• **Work to complete**
Set down each entry below exactly as written, keeping the pictures out.

Web page and app entries
- - - - -
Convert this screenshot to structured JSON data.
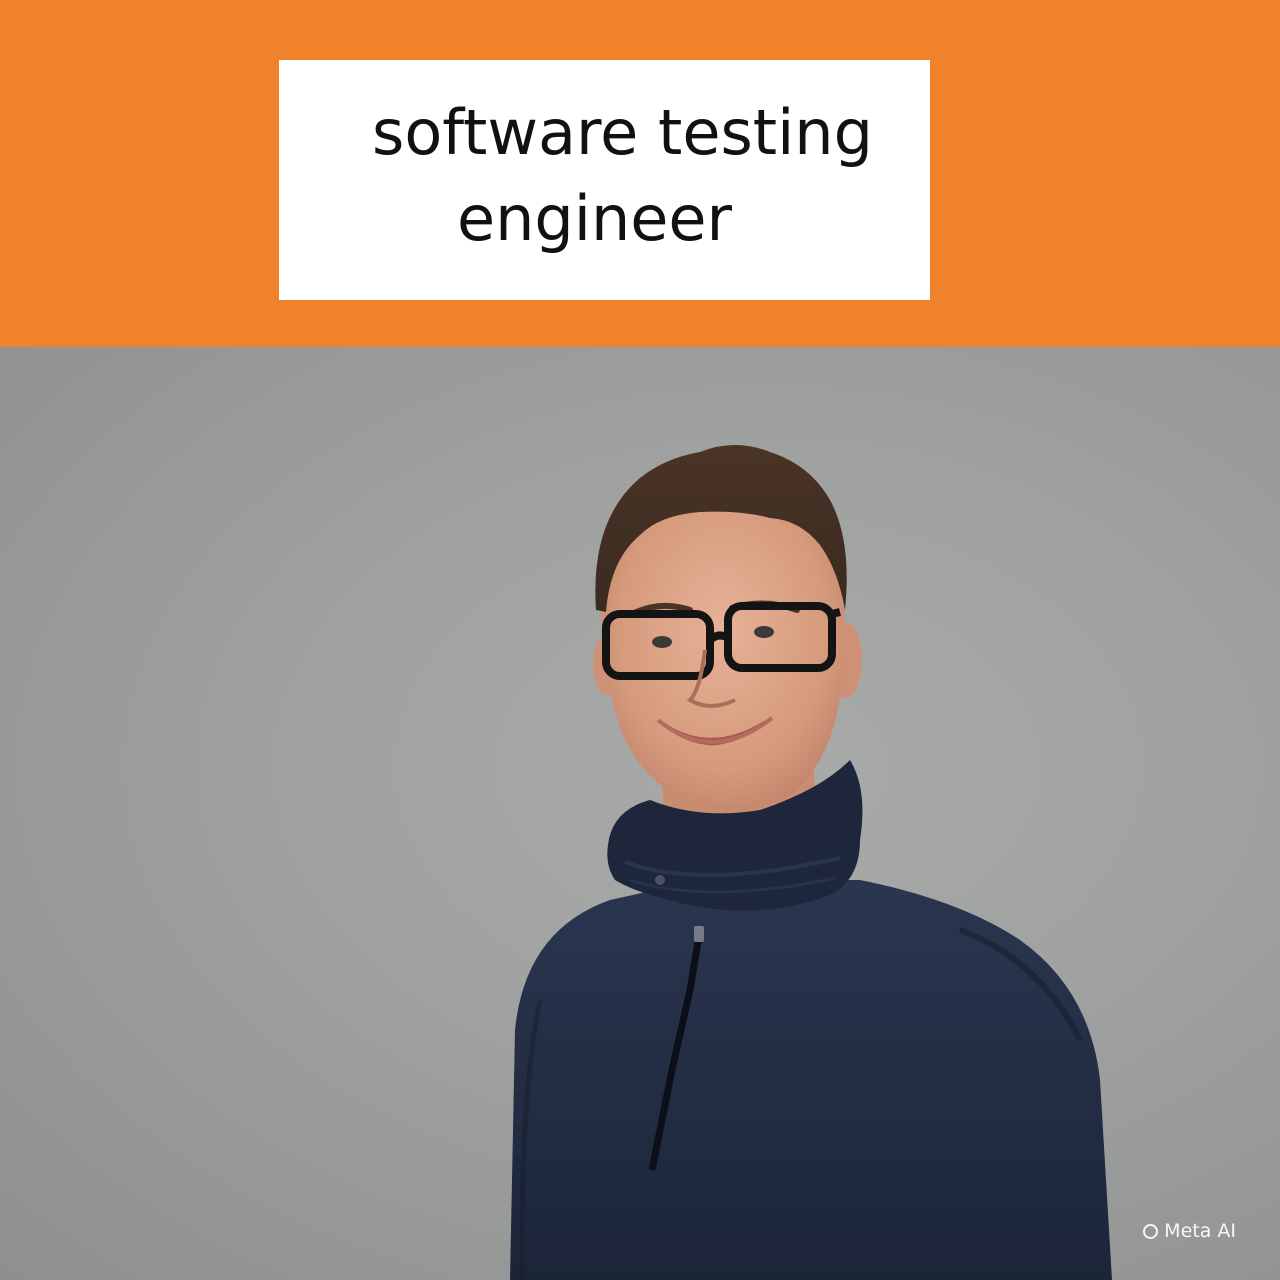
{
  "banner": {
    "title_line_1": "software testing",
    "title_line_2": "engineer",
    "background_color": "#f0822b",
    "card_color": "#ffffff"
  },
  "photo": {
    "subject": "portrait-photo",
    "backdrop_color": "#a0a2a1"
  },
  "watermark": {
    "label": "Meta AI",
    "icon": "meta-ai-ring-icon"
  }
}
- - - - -
• **Solution for this task**
Convert this screenshot to structured JSON data.
{
  "banner": {
    "title_line_1": "software testing",
    "title_line_2": "engineer",
    "background_color": "#f0822b",
    "card_color": "#ffffff"
  },
  "photo": {
    "subject": "portrait-photo",
    "backdrop_color": "#a0a2a1"
  },
  "watermark": {
    "label": "Meta AI",
    "icon": "meta-ai-ring-icon"
  }
}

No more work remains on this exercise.